WHAT NEEDS TO BE DONE:
How many lines of the data contain the string "part"? Write the number and nothing more.

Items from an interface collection
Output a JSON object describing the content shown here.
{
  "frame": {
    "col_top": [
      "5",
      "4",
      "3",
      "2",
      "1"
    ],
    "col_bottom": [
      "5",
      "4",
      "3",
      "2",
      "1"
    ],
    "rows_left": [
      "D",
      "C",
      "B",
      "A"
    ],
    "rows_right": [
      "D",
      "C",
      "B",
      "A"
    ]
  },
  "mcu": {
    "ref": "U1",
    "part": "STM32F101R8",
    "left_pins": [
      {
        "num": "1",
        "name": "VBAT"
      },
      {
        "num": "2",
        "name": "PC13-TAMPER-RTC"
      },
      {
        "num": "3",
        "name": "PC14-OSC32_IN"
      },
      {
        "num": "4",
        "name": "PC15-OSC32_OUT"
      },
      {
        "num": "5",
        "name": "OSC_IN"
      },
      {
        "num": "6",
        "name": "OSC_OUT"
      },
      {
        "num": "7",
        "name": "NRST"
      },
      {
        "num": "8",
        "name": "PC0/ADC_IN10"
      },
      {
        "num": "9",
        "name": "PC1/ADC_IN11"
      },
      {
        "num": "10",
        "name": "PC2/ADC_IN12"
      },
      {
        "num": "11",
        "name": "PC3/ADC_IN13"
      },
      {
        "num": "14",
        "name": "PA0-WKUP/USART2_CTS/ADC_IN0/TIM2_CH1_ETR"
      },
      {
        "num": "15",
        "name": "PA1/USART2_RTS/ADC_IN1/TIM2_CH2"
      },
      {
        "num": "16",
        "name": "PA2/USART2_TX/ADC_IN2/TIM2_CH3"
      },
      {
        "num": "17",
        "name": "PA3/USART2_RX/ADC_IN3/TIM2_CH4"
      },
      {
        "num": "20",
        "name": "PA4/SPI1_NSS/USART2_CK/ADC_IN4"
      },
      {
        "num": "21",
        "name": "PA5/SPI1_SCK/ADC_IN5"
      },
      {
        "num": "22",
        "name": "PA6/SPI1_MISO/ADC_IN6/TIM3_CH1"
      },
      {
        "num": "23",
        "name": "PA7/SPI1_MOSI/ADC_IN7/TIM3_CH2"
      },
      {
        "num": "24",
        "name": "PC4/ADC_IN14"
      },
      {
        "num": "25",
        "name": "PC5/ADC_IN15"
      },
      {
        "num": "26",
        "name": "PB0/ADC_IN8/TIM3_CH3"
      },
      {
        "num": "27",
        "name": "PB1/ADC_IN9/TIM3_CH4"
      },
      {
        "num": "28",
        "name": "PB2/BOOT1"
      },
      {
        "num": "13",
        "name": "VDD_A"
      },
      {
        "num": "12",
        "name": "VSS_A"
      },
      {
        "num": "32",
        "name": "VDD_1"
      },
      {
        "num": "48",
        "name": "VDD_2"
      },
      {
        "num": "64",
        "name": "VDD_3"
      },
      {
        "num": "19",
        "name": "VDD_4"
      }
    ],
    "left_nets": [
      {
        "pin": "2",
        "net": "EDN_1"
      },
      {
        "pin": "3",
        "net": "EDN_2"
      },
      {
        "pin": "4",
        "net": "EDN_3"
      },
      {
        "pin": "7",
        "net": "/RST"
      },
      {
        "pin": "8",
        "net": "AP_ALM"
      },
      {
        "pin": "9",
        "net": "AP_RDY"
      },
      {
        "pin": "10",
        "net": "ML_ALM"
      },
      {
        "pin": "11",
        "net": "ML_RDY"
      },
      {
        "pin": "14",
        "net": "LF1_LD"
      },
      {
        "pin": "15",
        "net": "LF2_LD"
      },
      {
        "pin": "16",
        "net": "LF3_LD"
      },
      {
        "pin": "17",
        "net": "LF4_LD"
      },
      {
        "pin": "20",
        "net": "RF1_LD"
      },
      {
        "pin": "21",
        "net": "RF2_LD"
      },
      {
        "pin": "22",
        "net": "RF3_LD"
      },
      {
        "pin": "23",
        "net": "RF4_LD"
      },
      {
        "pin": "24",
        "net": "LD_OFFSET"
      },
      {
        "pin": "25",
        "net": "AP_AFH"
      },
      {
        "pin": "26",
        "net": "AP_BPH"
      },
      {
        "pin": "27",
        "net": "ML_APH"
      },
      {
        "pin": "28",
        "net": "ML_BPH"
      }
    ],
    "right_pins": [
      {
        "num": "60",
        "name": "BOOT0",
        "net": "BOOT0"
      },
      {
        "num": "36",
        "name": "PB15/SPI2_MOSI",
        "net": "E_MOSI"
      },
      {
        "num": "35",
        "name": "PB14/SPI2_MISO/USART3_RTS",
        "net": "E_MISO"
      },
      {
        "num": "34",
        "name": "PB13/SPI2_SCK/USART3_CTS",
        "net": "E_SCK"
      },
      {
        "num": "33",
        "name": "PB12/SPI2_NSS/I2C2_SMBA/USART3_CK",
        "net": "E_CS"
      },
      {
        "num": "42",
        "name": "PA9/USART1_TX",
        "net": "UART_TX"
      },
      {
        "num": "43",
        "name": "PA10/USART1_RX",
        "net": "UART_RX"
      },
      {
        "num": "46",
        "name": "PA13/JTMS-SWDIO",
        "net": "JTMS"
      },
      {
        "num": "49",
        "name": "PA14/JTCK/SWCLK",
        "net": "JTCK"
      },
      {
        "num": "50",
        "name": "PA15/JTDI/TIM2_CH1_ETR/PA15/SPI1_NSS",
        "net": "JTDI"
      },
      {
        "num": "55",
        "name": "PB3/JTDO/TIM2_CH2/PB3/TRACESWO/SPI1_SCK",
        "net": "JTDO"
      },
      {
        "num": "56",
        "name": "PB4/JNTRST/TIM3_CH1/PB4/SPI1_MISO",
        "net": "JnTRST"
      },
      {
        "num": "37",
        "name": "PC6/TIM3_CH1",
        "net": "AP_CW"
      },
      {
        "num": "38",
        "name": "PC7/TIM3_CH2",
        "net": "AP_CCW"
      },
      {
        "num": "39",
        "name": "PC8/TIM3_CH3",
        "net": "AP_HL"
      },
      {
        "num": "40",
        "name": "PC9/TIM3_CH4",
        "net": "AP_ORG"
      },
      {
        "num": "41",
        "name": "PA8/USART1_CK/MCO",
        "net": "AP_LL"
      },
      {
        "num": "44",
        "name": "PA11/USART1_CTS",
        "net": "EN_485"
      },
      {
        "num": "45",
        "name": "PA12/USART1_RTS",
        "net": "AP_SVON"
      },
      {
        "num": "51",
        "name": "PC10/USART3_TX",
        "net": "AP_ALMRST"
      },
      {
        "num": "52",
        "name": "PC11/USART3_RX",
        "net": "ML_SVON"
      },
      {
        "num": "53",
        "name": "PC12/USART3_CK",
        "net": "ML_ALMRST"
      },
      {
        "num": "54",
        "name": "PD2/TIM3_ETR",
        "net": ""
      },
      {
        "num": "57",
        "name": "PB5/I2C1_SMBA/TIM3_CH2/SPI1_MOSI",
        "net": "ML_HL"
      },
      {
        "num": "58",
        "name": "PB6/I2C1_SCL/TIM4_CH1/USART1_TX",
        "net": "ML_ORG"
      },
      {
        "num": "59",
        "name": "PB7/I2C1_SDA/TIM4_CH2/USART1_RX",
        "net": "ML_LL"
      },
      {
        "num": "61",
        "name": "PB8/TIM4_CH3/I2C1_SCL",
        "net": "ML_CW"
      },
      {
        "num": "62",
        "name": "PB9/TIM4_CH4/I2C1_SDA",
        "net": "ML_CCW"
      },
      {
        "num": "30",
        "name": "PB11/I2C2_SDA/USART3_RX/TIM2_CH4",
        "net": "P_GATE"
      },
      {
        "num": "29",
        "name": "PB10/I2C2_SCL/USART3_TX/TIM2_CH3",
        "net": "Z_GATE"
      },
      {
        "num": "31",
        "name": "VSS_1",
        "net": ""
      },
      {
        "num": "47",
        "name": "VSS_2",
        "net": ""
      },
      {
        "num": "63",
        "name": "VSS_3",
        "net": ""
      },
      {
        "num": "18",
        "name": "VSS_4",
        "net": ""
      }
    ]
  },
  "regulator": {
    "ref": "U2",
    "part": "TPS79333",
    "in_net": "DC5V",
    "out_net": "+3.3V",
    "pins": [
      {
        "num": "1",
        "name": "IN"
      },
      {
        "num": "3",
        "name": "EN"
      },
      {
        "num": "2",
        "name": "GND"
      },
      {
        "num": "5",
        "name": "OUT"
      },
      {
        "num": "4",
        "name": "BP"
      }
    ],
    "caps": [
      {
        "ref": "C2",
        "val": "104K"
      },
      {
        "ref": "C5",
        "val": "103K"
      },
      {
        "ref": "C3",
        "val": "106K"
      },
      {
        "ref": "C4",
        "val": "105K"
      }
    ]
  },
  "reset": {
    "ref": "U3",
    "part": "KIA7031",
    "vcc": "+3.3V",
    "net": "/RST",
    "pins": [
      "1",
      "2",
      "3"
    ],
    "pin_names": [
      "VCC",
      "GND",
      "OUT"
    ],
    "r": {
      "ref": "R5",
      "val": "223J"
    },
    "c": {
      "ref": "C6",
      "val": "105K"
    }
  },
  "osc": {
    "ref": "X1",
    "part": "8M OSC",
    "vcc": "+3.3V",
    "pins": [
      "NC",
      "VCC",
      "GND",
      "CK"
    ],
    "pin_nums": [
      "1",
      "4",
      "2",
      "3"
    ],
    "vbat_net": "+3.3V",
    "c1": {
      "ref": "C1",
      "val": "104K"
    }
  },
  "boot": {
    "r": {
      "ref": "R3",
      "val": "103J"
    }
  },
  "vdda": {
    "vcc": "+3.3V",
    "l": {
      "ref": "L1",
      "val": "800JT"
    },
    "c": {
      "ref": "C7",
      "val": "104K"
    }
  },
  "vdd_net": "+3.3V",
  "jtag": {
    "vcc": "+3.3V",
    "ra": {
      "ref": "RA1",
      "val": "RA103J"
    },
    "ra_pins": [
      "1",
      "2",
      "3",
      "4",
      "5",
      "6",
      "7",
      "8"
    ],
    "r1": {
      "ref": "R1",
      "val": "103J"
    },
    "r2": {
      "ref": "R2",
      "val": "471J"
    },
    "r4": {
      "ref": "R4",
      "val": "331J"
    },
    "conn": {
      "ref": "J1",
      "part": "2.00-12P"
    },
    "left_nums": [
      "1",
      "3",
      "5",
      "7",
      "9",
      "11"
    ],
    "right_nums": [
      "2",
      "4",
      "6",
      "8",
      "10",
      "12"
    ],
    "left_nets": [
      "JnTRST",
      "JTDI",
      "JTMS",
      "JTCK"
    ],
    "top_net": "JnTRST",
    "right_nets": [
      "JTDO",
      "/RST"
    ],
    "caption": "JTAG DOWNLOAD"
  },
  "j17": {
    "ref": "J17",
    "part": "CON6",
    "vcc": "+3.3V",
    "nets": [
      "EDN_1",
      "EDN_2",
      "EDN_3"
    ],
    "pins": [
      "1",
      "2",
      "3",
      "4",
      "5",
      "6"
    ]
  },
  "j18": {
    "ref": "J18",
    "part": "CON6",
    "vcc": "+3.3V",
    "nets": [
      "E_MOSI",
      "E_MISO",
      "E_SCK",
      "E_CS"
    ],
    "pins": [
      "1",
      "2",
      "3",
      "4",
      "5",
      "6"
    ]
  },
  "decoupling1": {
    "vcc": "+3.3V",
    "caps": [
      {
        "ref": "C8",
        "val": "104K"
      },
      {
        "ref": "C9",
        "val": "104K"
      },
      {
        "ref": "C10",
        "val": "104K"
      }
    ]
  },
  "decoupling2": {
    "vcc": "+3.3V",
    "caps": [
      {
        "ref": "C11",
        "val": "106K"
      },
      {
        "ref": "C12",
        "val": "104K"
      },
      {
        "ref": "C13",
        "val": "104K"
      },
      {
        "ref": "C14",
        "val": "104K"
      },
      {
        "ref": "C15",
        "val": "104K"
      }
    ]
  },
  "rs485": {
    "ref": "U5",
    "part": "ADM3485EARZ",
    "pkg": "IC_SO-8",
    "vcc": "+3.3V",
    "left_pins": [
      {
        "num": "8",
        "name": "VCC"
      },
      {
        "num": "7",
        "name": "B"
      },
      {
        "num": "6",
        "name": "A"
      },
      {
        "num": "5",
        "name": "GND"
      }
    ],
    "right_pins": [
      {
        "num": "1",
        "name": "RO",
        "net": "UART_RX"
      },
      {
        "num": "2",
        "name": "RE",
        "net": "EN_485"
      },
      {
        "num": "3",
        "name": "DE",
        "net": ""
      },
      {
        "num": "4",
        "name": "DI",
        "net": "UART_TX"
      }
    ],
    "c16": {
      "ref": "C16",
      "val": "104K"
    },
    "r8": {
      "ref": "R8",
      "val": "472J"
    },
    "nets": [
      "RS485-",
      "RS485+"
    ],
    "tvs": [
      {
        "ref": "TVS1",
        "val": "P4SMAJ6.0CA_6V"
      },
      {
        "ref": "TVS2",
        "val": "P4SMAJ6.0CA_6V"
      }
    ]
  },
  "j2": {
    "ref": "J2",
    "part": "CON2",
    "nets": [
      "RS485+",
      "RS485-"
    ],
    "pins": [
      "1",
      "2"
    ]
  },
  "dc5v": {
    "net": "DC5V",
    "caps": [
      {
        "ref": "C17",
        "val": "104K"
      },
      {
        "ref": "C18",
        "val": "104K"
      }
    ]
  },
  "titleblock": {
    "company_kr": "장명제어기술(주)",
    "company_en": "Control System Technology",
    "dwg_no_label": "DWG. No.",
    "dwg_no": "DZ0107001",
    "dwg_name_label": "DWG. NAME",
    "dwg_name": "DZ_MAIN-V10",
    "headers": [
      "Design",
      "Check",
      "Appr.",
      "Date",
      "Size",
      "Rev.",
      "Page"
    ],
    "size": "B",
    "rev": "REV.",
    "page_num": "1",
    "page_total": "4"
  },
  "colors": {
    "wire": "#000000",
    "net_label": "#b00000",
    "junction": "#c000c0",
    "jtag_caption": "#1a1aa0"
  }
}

SOLVED PROBLEM:
9